# Extracted records
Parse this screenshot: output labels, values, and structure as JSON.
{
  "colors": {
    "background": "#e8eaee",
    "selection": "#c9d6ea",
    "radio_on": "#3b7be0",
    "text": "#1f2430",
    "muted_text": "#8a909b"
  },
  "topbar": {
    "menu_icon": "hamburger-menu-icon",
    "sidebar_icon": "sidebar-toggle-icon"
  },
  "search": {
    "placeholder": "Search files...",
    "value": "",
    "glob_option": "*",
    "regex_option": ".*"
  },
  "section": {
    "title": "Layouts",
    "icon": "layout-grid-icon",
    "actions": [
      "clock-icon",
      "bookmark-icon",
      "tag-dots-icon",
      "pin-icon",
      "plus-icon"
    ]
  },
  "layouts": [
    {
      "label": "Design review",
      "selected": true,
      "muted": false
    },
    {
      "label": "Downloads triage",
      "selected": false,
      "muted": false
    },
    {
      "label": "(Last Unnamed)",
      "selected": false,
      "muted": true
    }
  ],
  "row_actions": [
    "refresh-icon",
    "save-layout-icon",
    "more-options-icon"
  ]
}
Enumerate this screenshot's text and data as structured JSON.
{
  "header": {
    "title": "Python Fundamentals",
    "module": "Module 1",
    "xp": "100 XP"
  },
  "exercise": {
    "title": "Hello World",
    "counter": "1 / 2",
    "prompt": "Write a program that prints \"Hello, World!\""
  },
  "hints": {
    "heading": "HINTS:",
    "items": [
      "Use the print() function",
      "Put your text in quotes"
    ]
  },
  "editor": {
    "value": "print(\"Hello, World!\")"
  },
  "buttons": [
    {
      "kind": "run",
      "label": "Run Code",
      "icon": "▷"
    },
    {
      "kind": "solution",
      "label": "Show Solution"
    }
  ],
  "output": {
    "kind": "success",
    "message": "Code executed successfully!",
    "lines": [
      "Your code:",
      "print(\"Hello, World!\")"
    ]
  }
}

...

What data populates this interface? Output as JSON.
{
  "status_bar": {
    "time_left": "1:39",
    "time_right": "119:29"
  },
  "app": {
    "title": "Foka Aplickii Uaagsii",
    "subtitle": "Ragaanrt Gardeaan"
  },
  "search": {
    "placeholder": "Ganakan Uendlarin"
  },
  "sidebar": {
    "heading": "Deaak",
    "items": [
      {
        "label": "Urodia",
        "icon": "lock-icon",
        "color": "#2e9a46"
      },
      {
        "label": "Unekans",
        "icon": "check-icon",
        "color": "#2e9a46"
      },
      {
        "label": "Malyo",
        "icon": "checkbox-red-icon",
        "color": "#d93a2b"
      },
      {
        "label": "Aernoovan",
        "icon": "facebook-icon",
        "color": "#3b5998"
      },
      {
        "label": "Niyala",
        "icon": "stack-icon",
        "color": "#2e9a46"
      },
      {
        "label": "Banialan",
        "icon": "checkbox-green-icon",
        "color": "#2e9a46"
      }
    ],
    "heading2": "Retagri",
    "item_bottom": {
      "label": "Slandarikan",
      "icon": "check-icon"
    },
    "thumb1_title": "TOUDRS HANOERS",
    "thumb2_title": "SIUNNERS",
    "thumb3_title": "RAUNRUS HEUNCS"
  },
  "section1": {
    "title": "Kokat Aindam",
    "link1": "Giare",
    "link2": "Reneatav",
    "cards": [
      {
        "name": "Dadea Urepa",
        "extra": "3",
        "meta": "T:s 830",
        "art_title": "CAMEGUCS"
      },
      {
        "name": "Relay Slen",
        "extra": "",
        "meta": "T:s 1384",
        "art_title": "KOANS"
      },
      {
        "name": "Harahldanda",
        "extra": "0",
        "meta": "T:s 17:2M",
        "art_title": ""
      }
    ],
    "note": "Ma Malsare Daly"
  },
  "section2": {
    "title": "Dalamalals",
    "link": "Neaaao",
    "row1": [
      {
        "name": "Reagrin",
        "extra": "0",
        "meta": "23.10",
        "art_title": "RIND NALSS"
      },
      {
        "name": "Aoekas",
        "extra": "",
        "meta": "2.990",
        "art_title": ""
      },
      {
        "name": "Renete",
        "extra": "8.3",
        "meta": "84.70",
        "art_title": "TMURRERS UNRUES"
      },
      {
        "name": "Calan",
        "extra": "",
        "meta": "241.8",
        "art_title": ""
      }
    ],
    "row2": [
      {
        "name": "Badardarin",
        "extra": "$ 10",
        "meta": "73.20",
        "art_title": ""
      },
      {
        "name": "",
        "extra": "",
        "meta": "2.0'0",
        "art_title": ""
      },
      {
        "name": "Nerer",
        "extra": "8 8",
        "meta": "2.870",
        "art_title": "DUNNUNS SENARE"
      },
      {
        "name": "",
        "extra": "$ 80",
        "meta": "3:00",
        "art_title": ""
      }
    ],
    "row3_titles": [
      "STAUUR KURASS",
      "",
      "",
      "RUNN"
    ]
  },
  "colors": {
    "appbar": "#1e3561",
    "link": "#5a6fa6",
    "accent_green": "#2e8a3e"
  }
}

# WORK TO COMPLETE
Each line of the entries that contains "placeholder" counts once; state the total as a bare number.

# REPLY TO THE TASK
2